    Cause I have to focus on the society by looking and analyzing the Hammurabi Codes and on the math by looking and analyzing clay tablets. This paper will effect my GPA alot so it has to be good and I can see you have a grand knowledge about it.

    1. Well, Rose, I've done a lot of research on Babylon but I'm not sure that I can be of much help in the math department :) Ask away and we'll see how it goes.

    2. Hi again!
      I have analyzed several clay tablets about quadratic equations so I'm all good in that department. The problem is I can't really understand what they would use these quadratic equations for. Was is because of needs in the society or was it simply math so they could show off with their knowledge?

      Another question is I have gotten confused about Babylon and Babylonia. Has Babylon always exist or did it come out of nowhere when Hammurabi came to rule it? And was it here Babylonia happened? When was Babylon established and when was Babylonien established? You can probably hear how confused I am....

      P.S sorry for the late reply, I didn't get a mail about you having replied :)

    3. By the way sorry for mistakes in any way, english isn't my first language :)

    4. Although the Babylonians did love problem solving for its own sake they used quadratic equations to determine, for example, the size of a field needed to grow an adequate crop to feed their population. As for your question on Babylon and Babylonia I've given it to you in a new blog post as it was too long to write here. You can find it at

  4. Thank you very much for your help, I know, thanks to you, understand it! :)

    Just one question one more, how is it possible that you know so much about Babylon?

    I need to know so I can note you on my paper wether you are a reliable source or not so my teachers don't pick me down for it :)

    1. Strictly research. My sources are from the following:
      'Everyday Life in Babylon and Assyria" by Georges Contenau,
      'Mesopotamia: The Invention of the City" by Gwendolyn Leick,
      'Everyday Life in Ancient Mesopotamia' by Jean Bottero
      and 'Daily Life in Ancient Mesopotamia' by Karen Rhea Nemet-Nejat

  5. What are your thoughts on all these people who are asserting that the men who translated cuneiform are con-artists? Not long ago, someone told me that it was all "chicken scratch" that no one today could ever understand. The same person gave the example that no locals in Iraq knew of the story of Gilgamesh.

    Small-mindedness... or, does he have a point?


    1. I guess I'd ask them what grounds they have for making the accusation and then decide if they had sufficient evidence.

      That said, attempts had been made for many years to decipher cuneiform texts, without much success. It wasn't until 1835, when Henry Rawlinson found the Behistun Inscription authored by Darius the Great, that progress was made. Like the Rosetta Stone the Behistun Inscription contained the same text written in three different languages - Old Persian, Elamite and Babylonian.

      Old Persian symbols were correctly identified by 1847. By 1857 the four men who were able to read the script - Henry Rawlinson, Edward Hincks, Julius Oppert and William Henry Fox - met to compare their work. As their independent translations closely matched it was determined that the ancient Babylonian language had been discovered.
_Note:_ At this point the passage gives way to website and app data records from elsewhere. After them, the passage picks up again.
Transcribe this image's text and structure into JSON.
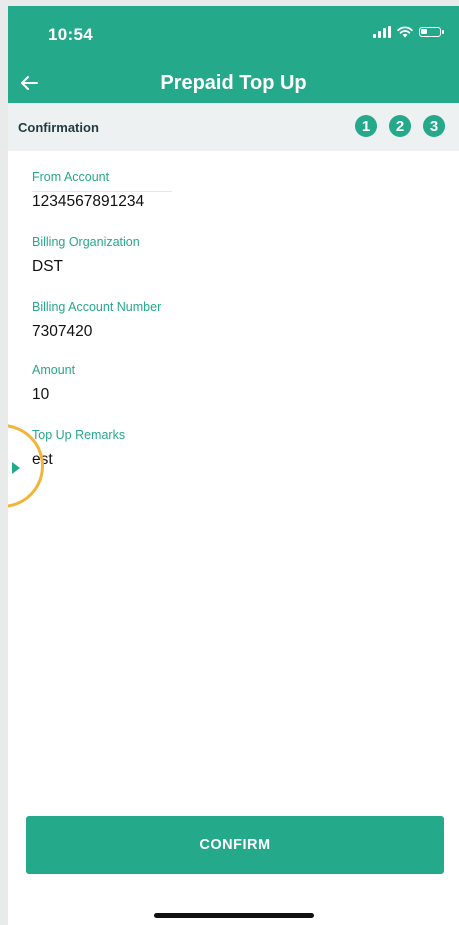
{
  "status_bar": {
    "time": "10:54"
  },
  "header": {
    "title": "Prepaid Top Up",
    "back_icon": "arrow-left-icon"
  },
  "subheader": {
    "label": "Confirmation",
    "steps": [
      "1",
      "2",
      "3"
    ]
  },
  "fields": [
    {
      "label": "From Account",
      "value": "1234567891234"
    },
    {
      "label": "Billing Organization",
      "value": "DST"
    },
    {
      "label": "Billing Account Number",
      "value": "7307420"
    },
    {
      "label": "Amount",
      "value": "10"
    },
    {
      "label": "Top Up Remarks",
      "value": "est"
    }
  ],
  "confirm_button": {
    "label": "CONFIRM"
  },
  "colors": {
    "primary": "#25a98b",
    "highlight": "#f2b43b"
  }
}
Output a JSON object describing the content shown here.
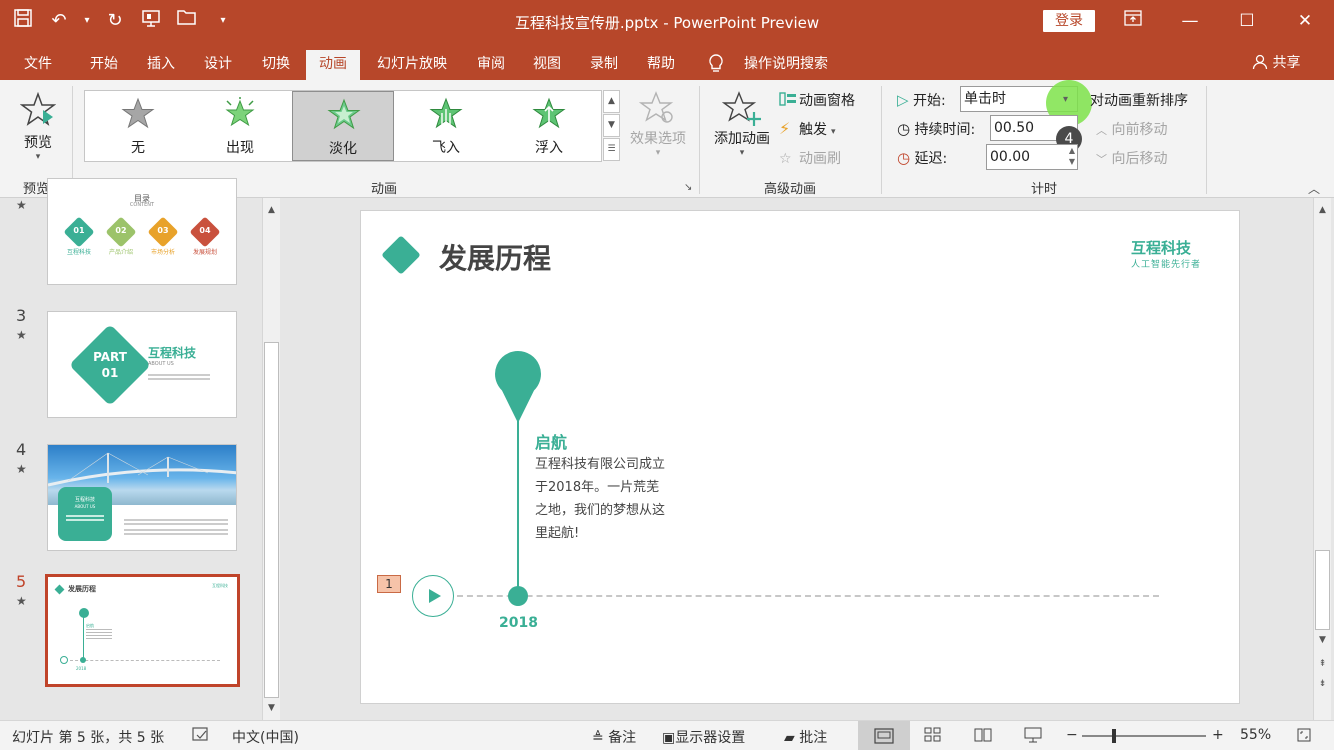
{
  "titlebar": {
    "title": "互程科技宣传册.pptx  -  PowerPoint Preview",
    "login_label": "登录",
    "qat_icons": [
      "save-icon",
      "undo-icon",
      "redo-icon",
      "present-from-start-icon",
      "open-folder-icon",
      "customize-icon"
    ]
  },
  "menu": {
    "tabs": [
      "文件",
      "开始",
      "插入",
      "设计",
      "切换",
      "动画",
      "幻灯片放映",
      "审阅",
      "视图",
      "录制",
      "帮助"
    ],
    "active_tab": "动画",
    "search_label": "操作说明搜索",
    "share_label": "共享"
  },
  "ribbon": {
    "preview": {
      "label": "预览",
      "group": "预览"
    },
    "animations": {
      "group": "动画",
      "items": [
        {
          "label": "无"
        },
        {
          "label": "出现"
        },
        {
          "label": "淡化"
        },
        {
          "label": "飞入"
        },
        {
          "label": "浮入"
        }
      ],
      "selected": "淡化",
      "effect_options": "效果选项"
    },
    "advanced": {
      "group": "高级动画",
      "add_animation": "添加动画",
      "animation_pane": "动画窗格",
      "trigger": "触发",
      "animation_painter": "动画刷"
    },
    "timing": {
      "group": "计时",
      "start_label": "开始:",
      "start_value": "单击时",
      "duration_label": "持续时间:",
      "duration_value": "00.50",
      "delay_label": "延迟:",
      "delay_value": "00.00",
      "reorder_label": "对动画重新排序",
      "move_earlier": "向前移动",
      "move_later": "向后移动",
      "step_badge": "4"
    }
  },
  "thumbnails": {
    "slide2": {
      "title": "目录",
      "subtitle": "CONTENT",
      "items": [
        {
          "num": "01",
          "label": "互程科技"
        },
        {
          "num": "02",
          "label": "产品介绍"
        },
        {
          "num": "03",
          "label": "市场分析"
        },
        {
          "num": "04",
          "label": "发展规划"
        }
      ]
    },
    "slide3": {
      "num": "3",
      "part": "PART",
      "part_num": "01",
      "title": "互程科技",
      "subtitle": "ABOUT US"
    },
    "slide4": {
      "num": "4",
      "box_title": "互程科技",
      "box_sub": "ABOUT US"
    },
    "slide5": {
      "num": "5",
      "title": "发展历程",
      "brand": "互程科技",
      "label": "启航",
      "year": "2018"
    }
  },
  "slide": {
    "title": "发展历程",
    "brand": "互程科技",
    "brand_sub": "人工智能先行者",
    "milestone_title": "启航",
    "milestone_lines": [
      "互程科技有限公司成立",
      "于2018年。一片荒芜",
      "之地，我们的梦想从这",
      "里起航!"
    ],
    "year": "2018",
    "anim_tag": "1"
  },
  "status": {
    "slide_info": "幻灯片 第 5 张，共 5 张",
    "language": "中文(中国)",
    "notes": "备注",
    "display_settings": "显示器设置",
    "comments": "批注",
    "zoom": "55%"
  },
  "colors": {
    "brand_red": "#b7472a",
    "teal": "#3aaf95",
    "highlight_green": "#7ee34b"
  }
}
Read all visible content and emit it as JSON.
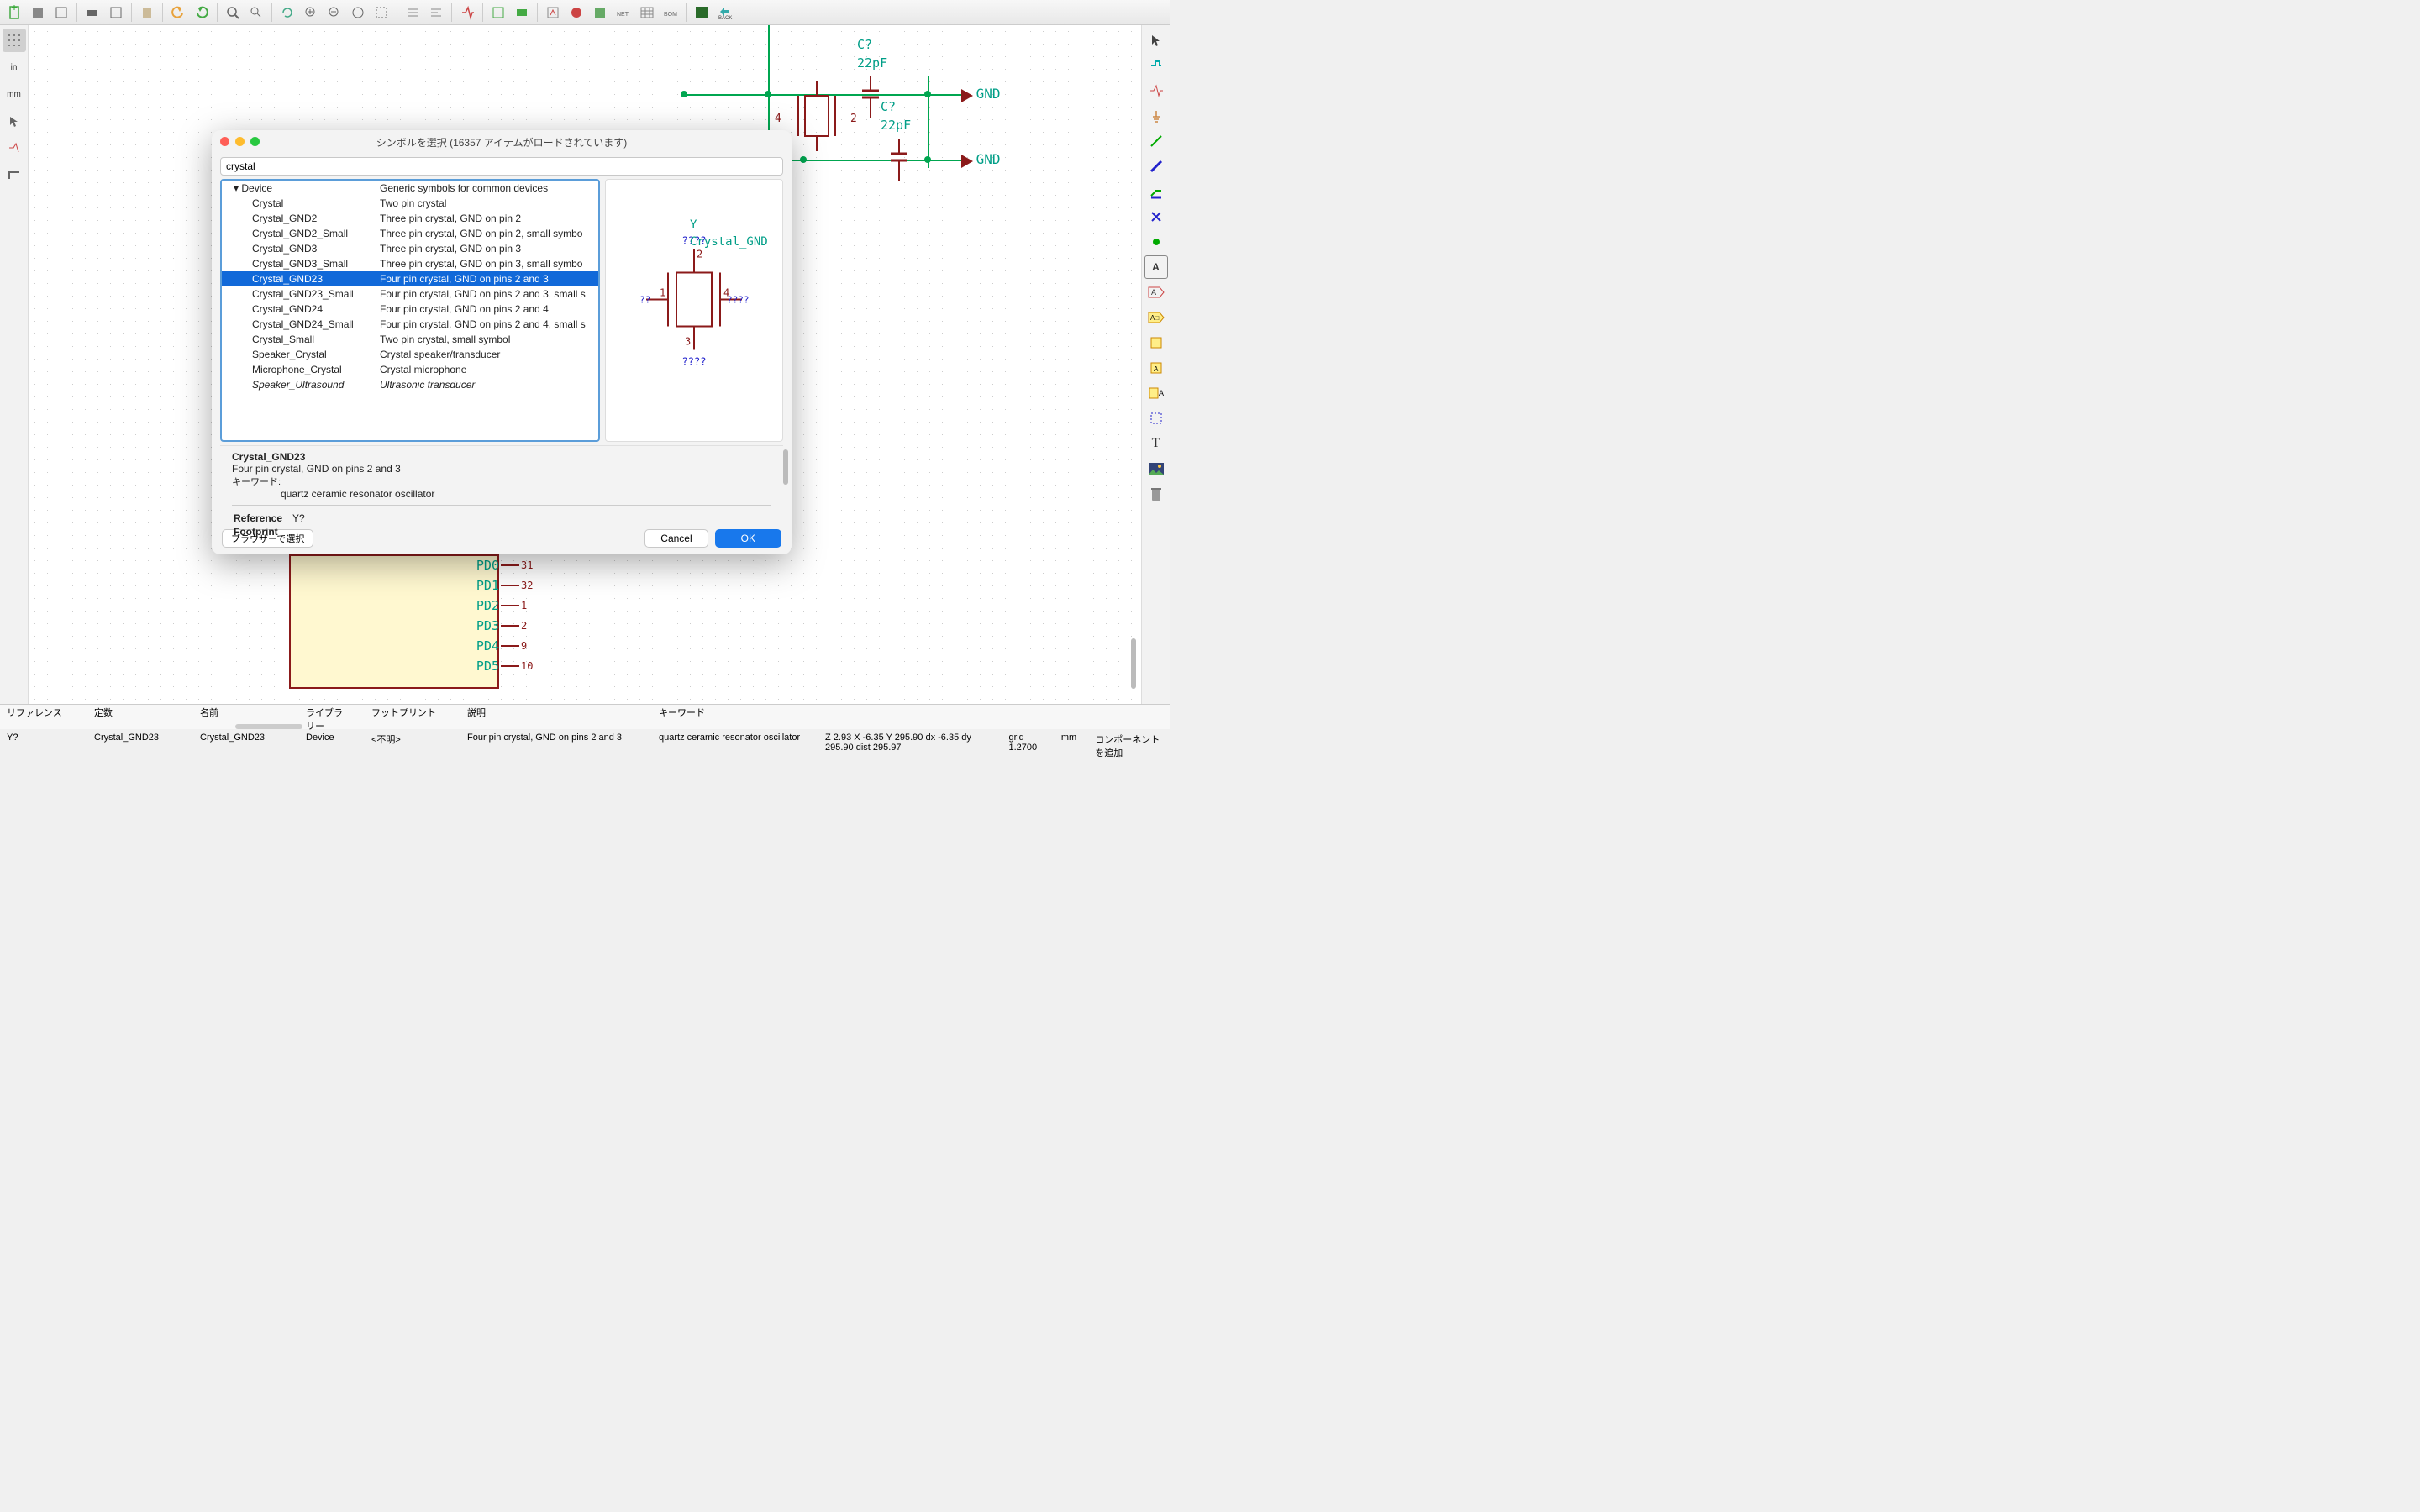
{
  "dialog": {
    "title": "シンボルを選択 (16357 アイテムがロードされています)",
    "search": "crystal",
    "library_header": {
      "name": "Device",
      "desc": "Generic symbols for common devices"
    },
    "rows": [
      {
        "name": "Crystal",
        "desc": "Two pin crystal"
      },
      {
        "name": "Crystal_GND2",
        "desc": "Three pin crystal, GND on pin 2"
      },
      {
        "name": "Crystal_GND2_Small",
        "desc": "Three pin crystal, GND on pin 2, small symbo"
      },
      {
        "name": "Crystal_GND3",
        "desc": "Three pin crystal, GND on pin 3"
      },
      {
        "name": "Crystal_GND3_Small",
        "desc": "Three pin crystal, GND on pin 3, small symbo"
      },
      {
        "name": "Crystal_GND23",
        "desc": "Four pin crystal, GND on pins 2 and 3",
        "sel": true
      },
      {
        "name": "Crystal_GND23_Small",
        "desc": "Four pin crystal, GND on pins 2 and 3, small s"
      },
      {
        "name": "Crystal_GND24",
        "desc": "Four pin crystal, GND on pins 2 and 4"
      },
      {
        "name": "Crystal_GND24_Small",
        "desc": "Four pin crystal, GND on pins 2 and 4, small s"
      },
      {
        "name": "Crystal_Small",
        "desc": "Two pin crystal, small symbol"
      },
      {
        "name": "Speaker_Crystal",
        "desc": "Crystal speaker/transducer"
      },
      {
        "name": "Microphone_Crystal",
        "desc": "Crystal microphone"
      },
      {
        "name": "Speaker_Ultrasound",
        "desc": "Ultrasonic transducer",
        "italic": true
      }
    ],
    "details": {
      "title": "Crystal_GND23",
      "desc": "Four pin crystal, GND on pins 2 and 3",
      "kw_label": "キーワード:",
      "kw": "quartz ceramic resonator oscillator",
      "ref_label": "Reference",
      "ref_val": "Y?",
      "fp_label": "Footprint"
    },
    "browser_btn": "ブラウザーで選択",
    "cancel": "Cancel",
    "ok": "OK",
    "preview": {
      "ref": "Y",
      "val": "Crystal_GND",
      "p1": "1",
      "p2": "2",
      "p3": "3",
      "p4": "4",
      "q": "????"
    }
  },
  "schematic": {
    "c1_ref": "C?",
    "c1_val": "22pF",
    "c2_ref": "C?",
    "c2_val": "22pF",
    "gnd": "GND",
    "pins": [
      "PD0",
      "PD1",
      "PD2",
      "PD3",
      "PD4",
      "PD5"
    ],
    "pinnums": [
      "31",
      "32",
      "1",
      "2",
      "9",
      "10"
    ]
  },
  "status": {
    "h": [
      "リファレンス",
      "定数",
      "名前",
      "ライブラリー",
      "フットプリント",
      "説明",
      "キーワード"
    ],
    "v": [
      "Y?",
      "Crystal_GND23",
      "Crystal_GND23",
      "Device",
      "<不明>",
      "Four pin crystal, GND on pins 2 and 3",
      "quartz ceramic resonator oscillator"
    ],
    "coords": "Z 2.93      X -6.35  Y 295.90        dx -6.35  dy 295.90  dist 295.97",
    "grid": "grid 1.2700",
    "unit": "mm",
    "msg": "コンポーネントを追加"
  }
}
      As for 'locals' in Iraq being unaware of the Epic of Gilgamesh I guess I'd ask how large a sample of the population was taken and were they educated or uneducated. In 1853 a copy of the epic tale was discovered in Nineveh in the library of Ashurbanipal, King of Assyria. As recently as 2011, 20 new lines from the epic were purchased by The Sulaymaniyah Museum in Iraq from artefact smugglers.